On March 8th, 2018, the Court of Appeals released their decision in Ramamoorthi v Ramamoorthi, __ Mich App __; __ NW2d __ (2018)(Docket No. 336845) holding that the Oakland County Circuit Court had subject-matter jurisdiction in a divorce case regarding marital assets, but India was the proper forum to determine child custody orders with respect to that same divorce matter.
The parties were married in India in 2000 but moved to Sterling Heights, Michigan where they had three children together. In 2015, the parties were separated with the husband staying in the United States for work and the wife residing in India with the children since May 2014. The wife informed her husband that she wanted to leave India with the children to go back to Michigan. The husband, in response, returned to India in November 2015 and beat her savagely after an argument. The wife retreated to stay with relatives after the beating while the husband once again returned to the United States for work. In December 2015, the husband learned that his wife summoned the courage to go to the police to report the beating and he once again returned to India. He gathered male members of his family to pressure and force the wife to sign away all her rights to the marital property. In March 2016, the wife was able to secure safe passage back to Michigan with the help of the American consulate and she subsequently filed for divorce two weeks later in Oakland County, Michigan. Unfortunately, she had to leave the children behind.
The husband challenged the jurisdiction of the Michigan court on the grounds that the wife did not meet the residency requirements to file in Michigan, that Michigan was not the home state of the children under the Uniform Child Custody Jurisdiction and Enforcement Act (“UCCJEA”) to determine custody issues, and that India was the most convenient forum to hear this action. The husband further attempted to dismiss the proceedings in Michigan because he had filed first in India, but the trial court determined that this motion was not timely filed. Ultimately, the Oakland County Circuit Court granted a default judgment of divorce and awarded sole custody of the children to the wife, despite the fact that the children remained in India. The husband appealed this decision to the Michigan Court of Appeals.
For a party to obtain a divorce in Michigan, MCL 552.9(1) requires that either the plaintiff or defendant has resided in the state for 180 days immediately before filing and resided in the county where the complaint is filed for 10 days immediately before filing. The husband argued that the wife did not establish jurisdiction to file because she was not continuously present in Michigan for 180 days prior to filing. Although the couple still had a home in Sterling Heights, Michigan, the wife was in India for two years prior to coming back. The Court of Appeals held the established domicile that the couple had in Sterling Heights, Michigan, is not destroyed by the temporary absence of the wife if she had no intention of changing her domicile. The wife had testified that she was still undergoing citizen proceedings in the United States, that she never intended to live in India permanently and that the husband physically and financially forced her to stay in India after he learned that she wanted to leave with the children back to Michigan. The Court of Appeals accepted that the wife never intended to live permanently in India and, thus, the Oakland County Circuit Court always had jurisdiction for the divorce action to be filed there.

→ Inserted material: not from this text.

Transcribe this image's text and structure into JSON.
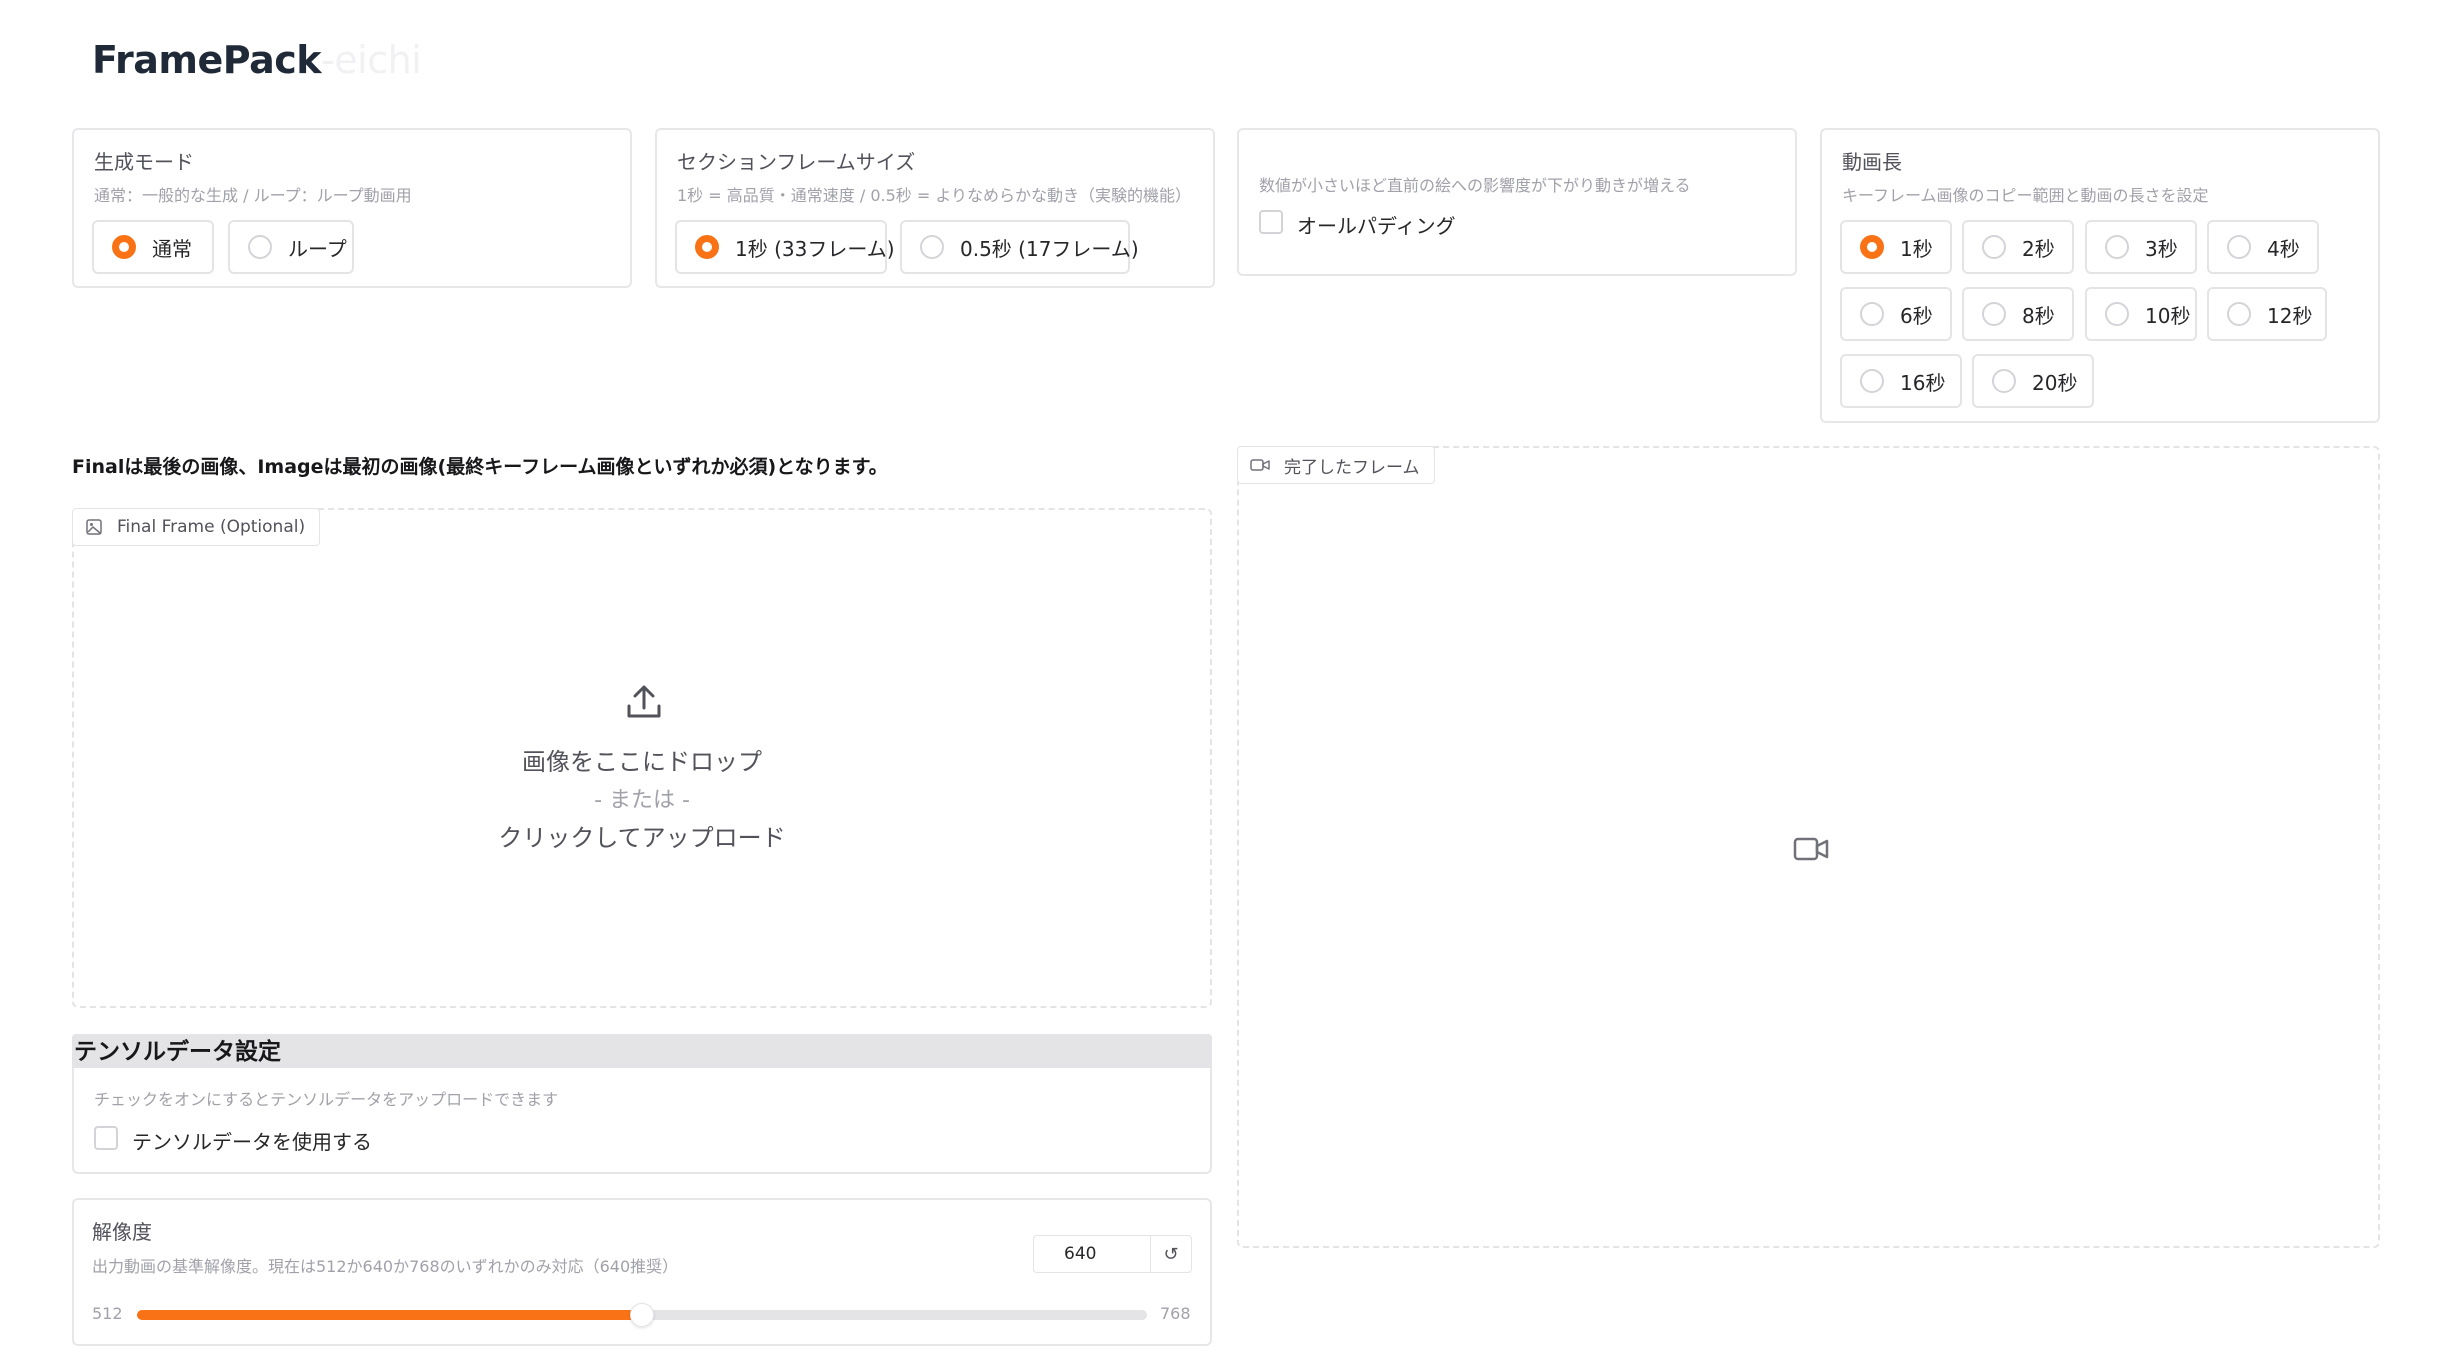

However, the Court of Appeals found that Michigan lacked jurisdiction under UCCJEA to make a custody determination because India, not Michigan, was the children’s “home state”. MCL 722.1102(g) defines a child’s home state as “the state in which a child lived with a parent or a person acting as a parent for at least 6 consecutive months immediately before the commencement of a child-custody proceeding.” For Oakland County Circuit Court to exercise jurisdiction over the children, it would have to determine that Michigan is the home state, or that another home state declines to exercise jurisdiction, or that there is no home state. UCCJEA defines “another home state” to be applicable to a foreign country. There is no dispute that the children lived in India for six months prior to the divorce filing. There is no evidence that India was unwilling to exercise its jurisdiction over the children. Therefore, the trial court erred when it determined that it had jurisdiction over the custody dispute under UCCJEA.
Under the circumstances, Oakland County Circuit Court should have bifurcated the divorce proceedings, meaning that Michigan would hear and make decisions regarding issues of the marital property and India would hear and make decisions regarding issues of child custody. Michigan would act on child custody only if India declined to take action. Therefore, the aspects of the default judgment of divorce relating to child custody are reversed and remanded back to the trial court to determine jurisdiction with India consistent with the Court of Appeals opinion.
Divorce and child custody proceedings involving parties living in different states or foreign countries can be extremely frustrating and complicated. One should not assume that he or she can simply relocate to a more favorable or convenient court and that would automatically create jurisdiction for their family law issue. It is well advised to consult with an experienced family law attorney regarding jurisdiction before wasting time and money on a legal action that may ultimately become dismissed.